WHAT IS REQUIRED :: In the data below, find every line with the word "Electrical" and copy it out.

RECORDS TO USE ::
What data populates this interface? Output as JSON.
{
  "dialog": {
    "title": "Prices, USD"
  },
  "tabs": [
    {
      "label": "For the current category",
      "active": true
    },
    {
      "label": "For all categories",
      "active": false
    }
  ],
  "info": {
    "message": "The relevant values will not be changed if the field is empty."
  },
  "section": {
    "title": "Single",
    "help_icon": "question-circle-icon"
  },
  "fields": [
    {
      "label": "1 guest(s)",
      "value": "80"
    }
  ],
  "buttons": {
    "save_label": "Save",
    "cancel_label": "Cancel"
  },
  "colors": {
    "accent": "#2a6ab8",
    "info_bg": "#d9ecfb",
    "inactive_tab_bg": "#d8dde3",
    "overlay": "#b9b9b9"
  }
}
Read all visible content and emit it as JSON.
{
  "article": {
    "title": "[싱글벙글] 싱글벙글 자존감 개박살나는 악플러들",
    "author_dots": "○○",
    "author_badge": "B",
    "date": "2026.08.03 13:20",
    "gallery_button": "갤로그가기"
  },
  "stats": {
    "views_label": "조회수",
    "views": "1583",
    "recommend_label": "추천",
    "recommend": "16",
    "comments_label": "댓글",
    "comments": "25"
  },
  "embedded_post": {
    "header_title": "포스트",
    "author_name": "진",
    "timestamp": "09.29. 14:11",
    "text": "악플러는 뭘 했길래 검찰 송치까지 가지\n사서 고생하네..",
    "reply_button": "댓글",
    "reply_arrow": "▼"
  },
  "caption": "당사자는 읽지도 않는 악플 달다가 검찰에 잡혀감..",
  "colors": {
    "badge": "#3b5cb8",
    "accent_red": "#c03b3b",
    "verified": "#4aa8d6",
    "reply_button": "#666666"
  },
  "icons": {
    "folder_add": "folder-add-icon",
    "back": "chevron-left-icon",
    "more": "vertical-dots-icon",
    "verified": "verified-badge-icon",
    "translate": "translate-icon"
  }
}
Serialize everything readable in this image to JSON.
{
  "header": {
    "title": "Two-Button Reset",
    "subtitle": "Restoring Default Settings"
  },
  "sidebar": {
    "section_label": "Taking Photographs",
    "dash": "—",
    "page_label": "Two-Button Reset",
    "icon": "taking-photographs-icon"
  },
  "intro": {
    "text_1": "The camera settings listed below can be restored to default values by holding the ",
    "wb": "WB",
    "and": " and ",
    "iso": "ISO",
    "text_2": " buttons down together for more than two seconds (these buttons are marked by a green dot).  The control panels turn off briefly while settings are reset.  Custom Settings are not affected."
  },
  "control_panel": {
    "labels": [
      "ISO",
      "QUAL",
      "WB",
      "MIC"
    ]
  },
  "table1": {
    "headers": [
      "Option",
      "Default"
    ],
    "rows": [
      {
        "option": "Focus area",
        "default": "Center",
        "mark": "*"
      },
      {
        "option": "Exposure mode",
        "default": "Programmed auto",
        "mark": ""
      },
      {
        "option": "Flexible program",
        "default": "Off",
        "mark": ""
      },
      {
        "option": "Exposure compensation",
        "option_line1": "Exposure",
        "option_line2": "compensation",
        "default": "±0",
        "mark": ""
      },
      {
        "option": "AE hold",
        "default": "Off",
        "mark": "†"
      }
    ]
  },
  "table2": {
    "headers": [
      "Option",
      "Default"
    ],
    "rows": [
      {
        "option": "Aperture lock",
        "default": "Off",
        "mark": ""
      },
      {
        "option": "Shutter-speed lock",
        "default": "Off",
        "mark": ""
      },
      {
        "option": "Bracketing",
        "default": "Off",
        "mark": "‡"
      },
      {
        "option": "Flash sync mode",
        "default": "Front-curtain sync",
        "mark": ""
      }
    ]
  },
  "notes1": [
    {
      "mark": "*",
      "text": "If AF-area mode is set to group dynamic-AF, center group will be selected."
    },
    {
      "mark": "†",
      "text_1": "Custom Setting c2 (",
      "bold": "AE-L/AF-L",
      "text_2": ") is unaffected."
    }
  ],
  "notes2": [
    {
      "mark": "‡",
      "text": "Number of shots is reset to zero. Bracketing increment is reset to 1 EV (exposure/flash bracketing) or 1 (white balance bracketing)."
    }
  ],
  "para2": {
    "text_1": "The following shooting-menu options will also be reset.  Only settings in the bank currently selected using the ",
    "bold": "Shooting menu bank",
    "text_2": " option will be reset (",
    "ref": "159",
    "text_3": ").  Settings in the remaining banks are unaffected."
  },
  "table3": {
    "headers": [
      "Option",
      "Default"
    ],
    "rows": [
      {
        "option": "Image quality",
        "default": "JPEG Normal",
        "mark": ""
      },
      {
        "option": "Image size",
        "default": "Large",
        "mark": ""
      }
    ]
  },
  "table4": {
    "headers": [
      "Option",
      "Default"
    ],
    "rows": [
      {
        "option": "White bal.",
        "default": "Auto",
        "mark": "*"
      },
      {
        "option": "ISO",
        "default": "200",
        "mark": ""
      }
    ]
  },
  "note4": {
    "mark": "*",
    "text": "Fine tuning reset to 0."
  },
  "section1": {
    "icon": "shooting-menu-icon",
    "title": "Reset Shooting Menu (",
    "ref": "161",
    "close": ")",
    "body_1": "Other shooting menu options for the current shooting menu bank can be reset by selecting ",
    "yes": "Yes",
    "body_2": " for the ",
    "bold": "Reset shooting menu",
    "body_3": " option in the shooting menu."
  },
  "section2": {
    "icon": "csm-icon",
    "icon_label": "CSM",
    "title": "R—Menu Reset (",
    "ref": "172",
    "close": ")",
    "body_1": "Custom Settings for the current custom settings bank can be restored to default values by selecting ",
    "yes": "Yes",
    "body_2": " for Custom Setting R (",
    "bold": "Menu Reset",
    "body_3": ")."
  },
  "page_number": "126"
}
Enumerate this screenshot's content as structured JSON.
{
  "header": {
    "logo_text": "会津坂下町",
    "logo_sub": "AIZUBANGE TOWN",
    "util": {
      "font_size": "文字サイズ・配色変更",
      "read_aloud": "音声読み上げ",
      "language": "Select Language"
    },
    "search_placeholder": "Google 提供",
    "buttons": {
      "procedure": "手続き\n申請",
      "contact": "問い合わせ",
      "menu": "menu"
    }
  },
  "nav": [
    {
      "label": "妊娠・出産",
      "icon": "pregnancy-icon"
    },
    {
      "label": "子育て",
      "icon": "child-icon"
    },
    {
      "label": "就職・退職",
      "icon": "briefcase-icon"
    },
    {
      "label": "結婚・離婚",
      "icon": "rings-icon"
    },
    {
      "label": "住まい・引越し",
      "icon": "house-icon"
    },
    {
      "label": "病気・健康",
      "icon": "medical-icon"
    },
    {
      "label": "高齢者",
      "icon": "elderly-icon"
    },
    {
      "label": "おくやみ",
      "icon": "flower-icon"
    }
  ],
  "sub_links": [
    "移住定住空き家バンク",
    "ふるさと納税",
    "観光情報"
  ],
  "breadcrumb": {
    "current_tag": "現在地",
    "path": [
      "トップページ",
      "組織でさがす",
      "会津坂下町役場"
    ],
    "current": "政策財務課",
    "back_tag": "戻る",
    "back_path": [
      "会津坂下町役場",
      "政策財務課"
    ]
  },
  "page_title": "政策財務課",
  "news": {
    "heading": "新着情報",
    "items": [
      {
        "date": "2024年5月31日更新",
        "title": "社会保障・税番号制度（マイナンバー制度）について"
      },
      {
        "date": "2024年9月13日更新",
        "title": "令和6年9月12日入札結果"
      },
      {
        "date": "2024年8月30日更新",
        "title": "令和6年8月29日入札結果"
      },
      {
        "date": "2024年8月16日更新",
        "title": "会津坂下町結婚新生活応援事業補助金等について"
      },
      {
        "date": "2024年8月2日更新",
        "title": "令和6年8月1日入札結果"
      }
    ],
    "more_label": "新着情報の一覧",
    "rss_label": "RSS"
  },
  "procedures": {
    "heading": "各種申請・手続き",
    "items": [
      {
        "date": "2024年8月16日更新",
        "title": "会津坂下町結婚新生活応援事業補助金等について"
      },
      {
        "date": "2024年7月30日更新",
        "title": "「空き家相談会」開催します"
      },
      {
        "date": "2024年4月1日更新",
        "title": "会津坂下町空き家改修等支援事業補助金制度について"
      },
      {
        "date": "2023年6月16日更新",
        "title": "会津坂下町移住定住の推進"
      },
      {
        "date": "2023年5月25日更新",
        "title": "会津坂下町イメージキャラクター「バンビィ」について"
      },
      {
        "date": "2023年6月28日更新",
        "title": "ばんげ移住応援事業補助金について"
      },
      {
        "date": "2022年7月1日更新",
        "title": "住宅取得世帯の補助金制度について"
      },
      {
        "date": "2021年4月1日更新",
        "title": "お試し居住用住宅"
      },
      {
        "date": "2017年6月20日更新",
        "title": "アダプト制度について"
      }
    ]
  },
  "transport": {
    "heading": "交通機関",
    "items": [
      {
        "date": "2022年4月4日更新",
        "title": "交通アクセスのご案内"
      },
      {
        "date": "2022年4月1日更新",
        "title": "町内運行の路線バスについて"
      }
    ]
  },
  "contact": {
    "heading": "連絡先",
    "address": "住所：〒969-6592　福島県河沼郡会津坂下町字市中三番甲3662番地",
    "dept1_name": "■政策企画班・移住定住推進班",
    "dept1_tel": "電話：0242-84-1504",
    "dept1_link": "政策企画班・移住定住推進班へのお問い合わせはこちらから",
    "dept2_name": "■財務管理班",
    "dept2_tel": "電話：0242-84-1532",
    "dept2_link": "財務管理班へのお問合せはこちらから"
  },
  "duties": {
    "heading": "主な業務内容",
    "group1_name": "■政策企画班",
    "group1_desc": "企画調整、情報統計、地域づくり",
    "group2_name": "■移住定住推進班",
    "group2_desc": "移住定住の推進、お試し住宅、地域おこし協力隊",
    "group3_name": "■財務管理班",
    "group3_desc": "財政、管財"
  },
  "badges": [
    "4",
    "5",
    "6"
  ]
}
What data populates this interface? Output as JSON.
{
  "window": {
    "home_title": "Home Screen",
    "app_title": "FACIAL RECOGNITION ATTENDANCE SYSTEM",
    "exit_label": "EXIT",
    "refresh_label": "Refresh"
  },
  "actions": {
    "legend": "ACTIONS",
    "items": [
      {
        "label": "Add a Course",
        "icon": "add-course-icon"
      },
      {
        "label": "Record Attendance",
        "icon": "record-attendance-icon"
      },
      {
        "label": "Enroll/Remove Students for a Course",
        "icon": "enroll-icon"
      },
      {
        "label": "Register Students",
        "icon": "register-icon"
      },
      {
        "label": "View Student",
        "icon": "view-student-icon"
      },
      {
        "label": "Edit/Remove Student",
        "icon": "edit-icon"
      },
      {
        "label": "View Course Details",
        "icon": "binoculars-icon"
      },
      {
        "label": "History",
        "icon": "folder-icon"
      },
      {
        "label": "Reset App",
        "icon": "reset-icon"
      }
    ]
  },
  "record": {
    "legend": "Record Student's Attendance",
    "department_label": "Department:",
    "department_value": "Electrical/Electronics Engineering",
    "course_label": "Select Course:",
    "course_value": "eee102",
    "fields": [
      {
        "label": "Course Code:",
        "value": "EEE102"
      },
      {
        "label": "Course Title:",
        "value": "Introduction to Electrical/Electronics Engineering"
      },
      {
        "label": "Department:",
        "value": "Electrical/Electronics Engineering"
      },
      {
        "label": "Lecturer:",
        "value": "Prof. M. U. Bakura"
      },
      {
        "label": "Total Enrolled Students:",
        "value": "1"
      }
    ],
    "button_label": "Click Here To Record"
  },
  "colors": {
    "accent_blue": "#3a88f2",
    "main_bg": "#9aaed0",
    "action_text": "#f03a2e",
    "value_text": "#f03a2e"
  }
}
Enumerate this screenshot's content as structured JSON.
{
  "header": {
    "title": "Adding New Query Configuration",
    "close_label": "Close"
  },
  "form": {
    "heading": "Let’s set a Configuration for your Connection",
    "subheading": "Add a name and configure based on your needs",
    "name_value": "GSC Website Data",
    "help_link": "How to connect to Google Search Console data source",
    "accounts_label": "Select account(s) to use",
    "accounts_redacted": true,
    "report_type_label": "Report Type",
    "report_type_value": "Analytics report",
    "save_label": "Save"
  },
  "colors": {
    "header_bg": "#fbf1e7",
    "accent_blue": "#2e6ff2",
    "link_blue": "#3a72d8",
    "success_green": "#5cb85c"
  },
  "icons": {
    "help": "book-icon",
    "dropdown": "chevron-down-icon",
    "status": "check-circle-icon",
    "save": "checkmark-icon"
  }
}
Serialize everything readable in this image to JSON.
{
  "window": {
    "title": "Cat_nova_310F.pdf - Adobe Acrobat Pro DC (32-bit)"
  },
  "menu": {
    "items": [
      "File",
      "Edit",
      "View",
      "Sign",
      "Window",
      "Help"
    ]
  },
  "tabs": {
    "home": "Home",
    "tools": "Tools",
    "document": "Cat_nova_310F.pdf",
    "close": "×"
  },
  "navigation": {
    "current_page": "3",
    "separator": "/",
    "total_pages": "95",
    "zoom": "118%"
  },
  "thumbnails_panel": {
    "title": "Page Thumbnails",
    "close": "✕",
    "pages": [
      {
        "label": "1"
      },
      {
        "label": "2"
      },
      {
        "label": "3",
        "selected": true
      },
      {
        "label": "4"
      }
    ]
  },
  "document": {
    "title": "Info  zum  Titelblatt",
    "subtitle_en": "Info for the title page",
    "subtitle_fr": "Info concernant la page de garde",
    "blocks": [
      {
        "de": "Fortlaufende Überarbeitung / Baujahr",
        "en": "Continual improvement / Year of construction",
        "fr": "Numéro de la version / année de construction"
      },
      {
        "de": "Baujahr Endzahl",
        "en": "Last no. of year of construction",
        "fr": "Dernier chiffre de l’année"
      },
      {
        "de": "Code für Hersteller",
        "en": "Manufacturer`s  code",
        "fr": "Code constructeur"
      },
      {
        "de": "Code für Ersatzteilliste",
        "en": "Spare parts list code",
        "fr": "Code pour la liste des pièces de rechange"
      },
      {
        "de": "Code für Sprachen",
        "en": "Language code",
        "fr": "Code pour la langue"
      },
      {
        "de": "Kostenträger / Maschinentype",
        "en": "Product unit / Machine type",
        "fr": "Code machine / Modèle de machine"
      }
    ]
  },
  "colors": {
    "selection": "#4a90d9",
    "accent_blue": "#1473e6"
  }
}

EXERCISE SOLUTION ::
    "department_value": "Electrical/Electronics Engineering",
        "value": "Introduction to Electrical/Electronics Engineering"
        "value": "Electrical/Electronics Engineering"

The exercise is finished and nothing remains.